> **Task to complete**
When the word "into" shows up in a line of the records below, copy that line.

> **Interface dataset entries**
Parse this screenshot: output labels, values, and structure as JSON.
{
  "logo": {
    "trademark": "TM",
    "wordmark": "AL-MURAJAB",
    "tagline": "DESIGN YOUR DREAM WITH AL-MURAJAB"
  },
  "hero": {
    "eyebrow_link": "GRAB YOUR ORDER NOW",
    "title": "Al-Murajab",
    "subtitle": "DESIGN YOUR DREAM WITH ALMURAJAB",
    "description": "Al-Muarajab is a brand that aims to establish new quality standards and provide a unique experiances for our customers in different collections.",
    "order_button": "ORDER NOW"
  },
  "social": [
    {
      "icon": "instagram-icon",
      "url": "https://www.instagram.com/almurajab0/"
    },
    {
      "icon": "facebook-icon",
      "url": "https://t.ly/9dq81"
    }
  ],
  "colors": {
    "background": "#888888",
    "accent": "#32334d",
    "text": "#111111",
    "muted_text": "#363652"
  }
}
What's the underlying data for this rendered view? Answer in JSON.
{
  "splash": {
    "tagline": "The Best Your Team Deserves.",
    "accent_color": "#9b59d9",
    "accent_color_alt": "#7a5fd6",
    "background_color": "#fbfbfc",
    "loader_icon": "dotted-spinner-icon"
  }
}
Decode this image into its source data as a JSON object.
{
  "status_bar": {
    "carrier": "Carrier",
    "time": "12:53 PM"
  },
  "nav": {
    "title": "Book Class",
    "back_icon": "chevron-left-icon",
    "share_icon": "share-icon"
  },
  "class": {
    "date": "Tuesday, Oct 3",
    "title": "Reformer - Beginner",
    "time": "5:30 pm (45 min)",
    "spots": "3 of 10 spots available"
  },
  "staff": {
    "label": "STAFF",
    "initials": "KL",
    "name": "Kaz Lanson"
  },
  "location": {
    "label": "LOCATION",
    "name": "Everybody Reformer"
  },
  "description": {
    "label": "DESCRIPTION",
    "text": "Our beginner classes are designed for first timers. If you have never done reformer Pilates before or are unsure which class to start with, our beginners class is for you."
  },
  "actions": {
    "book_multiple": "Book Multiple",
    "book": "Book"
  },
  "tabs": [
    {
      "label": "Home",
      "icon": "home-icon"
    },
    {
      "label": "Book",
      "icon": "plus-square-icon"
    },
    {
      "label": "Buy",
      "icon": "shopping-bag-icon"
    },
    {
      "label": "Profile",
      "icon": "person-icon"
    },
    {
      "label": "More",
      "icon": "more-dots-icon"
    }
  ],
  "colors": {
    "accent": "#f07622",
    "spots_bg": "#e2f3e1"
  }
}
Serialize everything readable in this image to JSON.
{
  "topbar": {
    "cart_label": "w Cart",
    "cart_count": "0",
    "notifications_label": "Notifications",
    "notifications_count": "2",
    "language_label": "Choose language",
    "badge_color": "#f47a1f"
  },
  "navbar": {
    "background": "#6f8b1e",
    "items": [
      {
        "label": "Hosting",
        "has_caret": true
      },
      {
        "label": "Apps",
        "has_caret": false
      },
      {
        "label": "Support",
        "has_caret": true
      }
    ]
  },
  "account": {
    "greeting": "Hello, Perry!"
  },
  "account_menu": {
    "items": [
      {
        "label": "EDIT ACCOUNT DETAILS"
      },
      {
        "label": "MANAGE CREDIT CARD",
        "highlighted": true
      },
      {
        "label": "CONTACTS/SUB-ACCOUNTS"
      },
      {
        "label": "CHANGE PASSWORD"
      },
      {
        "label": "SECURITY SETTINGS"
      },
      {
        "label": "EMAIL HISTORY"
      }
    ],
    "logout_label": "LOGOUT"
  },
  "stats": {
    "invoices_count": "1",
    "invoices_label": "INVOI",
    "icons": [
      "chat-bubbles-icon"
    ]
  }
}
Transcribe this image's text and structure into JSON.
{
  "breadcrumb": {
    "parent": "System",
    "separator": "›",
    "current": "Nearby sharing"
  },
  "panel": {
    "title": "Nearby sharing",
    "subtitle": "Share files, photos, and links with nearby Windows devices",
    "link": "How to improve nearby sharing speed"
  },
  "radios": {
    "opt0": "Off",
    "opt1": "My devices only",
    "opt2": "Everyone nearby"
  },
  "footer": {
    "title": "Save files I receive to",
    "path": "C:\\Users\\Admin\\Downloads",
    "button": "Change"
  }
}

> **Problem solution**
Decode this image into its source data as a JSON object.
Transcribe this image's text and structure into JSON.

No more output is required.